| TASK DETAILS |
Return each line of the records below in which the string "watermark" turns up.

============================================================

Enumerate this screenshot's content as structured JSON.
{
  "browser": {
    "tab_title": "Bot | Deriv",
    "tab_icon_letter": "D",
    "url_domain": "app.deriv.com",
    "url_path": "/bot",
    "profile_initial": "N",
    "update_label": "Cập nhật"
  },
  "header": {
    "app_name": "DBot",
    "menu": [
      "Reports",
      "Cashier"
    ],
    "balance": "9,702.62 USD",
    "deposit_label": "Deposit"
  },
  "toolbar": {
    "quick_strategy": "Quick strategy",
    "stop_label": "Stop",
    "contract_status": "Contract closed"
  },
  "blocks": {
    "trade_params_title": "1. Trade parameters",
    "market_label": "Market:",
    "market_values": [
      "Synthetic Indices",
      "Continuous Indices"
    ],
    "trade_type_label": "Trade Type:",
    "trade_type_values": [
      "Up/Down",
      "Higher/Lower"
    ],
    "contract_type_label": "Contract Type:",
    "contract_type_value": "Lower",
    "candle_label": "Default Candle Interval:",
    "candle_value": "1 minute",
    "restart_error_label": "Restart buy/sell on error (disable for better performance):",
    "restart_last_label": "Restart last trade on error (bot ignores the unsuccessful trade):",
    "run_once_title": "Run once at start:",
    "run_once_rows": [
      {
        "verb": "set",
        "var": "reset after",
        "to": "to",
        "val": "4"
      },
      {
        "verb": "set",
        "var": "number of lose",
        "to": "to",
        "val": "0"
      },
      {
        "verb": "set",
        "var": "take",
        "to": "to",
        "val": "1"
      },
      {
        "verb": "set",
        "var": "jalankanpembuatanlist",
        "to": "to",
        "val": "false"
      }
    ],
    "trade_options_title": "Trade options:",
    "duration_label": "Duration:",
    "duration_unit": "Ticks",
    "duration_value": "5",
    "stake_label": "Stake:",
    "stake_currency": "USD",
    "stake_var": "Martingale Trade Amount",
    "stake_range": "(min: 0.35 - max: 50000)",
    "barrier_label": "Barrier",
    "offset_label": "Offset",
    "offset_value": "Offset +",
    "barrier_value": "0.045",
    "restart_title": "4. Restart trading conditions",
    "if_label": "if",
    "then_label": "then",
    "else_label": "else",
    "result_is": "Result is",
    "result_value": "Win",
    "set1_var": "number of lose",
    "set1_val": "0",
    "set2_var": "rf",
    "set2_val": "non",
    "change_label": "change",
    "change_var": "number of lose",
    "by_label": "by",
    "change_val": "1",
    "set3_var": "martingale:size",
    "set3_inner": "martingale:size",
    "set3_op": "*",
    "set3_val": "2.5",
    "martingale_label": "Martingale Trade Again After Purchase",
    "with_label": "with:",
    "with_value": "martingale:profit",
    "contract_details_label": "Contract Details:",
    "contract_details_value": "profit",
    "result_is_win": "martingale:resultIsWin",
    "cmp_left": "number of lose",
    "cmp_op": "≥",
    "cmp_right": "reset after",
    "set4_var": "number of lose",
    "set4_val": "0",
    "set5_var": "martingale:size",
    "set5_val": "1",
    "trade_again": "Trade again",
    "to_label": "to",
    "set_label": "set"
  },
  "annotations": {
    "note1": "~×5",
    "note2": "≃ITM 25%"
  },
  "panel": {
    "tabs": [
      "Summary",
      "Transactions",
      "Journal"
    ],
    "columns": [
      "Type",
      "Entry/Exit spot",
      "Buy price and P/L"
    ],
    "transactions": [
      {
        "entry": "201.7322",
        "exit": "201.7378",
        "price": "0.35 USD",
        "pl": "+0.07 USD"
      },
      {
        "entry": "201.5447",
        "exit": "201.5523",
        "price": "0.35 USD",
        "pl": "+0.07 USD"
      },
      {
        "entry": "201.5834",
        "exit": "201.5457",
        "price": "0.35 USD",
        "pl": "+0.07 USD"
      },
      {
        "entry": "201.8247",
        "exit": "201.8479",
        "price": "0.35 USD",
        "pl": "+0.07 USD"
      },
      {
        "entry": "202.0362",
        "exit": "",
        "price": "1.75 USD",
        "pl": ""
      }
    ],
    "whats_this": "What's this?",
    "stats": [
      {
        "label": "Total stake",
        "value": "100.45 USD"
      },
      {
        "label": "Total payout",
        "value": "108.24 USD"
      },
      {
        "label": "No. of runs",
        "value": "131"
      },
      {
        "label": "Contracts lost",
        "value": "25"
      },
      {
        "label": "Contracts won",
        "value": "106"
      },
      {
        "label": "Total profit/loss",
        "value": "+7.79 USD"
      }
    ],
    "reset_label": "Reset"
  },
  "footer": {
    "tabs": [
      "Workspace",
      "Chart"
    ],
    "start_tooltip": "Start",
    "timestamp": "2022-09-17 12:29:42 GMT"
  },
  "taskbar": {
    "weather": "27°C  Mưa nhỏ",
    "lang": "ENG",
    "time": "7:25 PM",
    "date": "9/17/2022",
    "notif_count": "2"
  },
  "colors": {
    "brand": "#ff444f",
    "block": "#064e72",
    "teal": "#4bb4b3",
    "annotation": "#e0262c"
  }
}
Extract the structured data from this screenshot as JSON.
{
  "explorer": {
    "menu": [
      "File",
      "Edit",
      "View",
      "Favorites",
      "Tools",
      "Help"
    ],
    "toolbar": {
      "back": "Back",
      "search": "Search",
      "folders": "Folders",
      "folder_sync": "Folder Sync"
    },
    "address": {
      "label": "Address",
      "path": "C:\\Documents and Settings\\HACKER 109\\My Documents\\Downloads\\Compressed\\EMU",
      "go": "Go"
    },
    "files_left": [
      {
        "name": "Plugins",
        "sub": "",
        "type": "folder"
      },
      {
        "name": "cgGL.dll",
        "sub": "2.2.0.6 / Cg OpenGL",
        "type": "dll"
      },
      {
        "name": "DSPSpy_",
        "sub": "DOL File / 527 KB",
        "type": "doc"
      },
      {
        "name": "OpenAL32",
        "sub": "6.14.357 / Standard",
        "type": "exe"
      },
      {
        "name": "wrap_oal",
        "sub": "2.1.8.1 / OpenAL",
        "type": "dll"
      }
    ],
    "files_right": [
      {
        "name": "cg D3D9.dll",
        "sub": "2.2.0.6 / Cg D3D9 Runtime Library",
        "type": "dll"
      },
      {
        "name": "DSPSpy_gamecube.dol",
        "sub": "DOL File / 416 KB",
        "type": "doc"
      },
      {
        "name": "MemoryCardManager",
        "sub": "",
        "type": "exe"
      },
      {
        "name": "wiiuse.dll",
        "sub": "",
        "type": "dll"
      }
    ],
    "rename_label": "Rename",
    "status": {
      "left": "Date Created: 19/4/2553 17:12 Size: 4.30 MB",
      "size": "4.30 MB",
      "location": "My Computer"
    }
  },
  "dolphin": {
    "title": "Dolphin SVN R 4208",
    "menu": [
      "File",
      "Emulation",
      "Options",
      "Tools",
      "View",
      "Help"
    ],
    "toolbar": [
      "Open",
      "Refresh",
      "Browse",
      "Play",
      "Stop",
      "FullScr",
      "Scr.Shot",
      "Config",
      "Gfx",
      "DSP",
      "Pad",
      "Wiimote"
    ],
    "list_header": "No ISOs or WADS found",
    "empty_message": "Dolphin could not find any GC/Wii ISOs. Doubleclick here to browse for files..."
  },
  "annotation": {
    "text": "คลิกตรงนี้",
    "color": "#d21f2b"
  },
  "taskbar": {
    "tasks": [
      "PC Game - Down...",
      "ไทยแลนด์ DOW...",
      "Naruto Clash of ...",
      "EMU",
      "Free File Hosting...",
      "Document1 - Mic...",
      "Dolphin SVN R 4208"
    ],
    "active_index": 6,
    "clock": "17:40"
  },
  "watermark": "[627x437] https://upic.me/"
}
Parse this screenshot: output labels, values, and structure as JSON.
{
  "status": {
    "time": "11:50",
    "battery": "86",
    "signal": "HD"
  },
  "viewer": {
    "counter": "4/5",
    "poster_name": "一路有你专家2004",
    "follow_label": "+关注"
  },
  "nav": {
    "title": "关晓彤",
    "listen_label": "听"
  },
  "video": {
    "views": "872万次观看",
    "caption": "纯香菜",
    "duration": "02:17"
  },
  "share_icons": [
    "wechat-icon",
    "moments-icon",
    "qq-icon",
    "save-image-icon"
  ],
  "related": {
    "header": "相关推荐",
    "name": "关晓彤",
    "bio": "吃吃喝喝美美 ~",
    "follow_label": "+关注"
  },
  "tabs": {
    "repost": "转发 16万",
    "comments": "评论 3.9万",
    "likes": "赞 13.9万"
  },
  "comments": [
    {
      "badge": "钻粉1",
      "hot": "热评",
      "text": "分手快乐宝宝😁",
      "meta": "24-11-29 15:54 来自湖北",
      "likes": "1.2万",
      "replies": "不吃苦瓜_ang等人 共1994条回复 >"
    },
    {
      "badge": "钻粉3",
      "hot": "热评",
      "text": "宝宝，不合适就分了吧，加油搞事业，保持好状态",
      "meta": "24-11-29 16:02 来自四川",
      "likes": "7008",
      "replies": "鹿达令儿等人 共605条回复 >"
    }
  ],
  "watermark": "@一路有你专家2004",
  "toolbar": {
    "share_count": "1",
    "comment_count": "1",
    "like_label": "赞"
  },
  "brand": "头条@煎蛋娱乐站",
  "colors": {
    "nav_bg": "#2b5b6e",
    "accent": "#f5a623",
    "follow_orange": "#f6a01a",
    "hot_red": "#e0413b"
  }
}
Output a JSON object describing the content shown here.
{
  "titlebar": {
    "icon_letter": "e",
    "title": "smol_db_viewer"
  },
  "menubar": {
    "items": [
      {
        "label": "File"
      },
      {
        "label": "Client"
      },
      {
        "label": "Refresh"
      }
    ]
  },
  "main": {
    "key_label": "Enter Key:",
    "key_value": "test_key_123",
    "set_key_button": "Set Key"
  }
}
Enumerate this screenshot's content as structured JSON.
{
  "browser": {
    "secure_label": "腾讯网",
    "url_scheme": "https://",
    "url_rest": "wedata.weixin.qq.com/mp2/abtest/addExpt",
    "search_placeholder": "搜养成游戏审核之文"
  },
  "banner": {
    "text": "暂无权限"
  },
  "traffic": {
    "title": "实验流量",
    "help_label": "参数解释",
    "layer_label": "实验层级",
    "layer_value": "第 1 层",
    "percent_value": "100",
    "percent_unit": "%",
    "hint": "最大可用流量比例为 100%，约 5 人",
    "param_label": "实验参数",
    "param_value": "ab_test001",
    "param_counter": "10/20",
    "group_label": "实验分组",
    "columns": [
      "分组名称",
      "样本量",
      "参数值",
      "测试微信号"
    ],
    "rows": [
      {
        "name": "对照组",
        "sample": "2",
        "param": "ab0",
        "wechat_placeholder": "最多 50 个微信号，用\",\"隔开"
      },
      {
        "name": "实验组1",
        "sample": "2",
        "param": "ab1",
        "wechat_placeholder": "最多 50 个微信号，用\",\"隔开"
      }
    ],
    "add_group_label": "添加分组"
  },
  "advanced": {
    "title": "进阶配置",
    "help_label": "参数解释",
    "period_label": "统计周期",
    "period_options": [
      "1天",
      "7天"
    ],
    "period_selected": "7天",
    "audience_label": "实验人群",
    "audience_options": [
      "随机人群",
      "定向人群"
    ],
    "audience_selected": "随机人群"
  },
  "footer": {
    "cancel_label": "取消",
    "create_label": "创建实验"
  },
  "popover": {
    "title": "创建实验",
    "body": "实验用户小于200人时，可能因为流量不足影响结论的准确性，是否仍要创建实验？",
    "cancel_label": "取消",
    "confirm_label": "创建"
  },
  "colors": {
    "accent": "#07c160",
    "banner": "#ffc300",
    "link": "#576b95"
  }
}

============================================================

| EXPECTED ANSWER |
  "watermark": "[627x437] https://upic.me/"
  "watermark": "@一路有你专家2004",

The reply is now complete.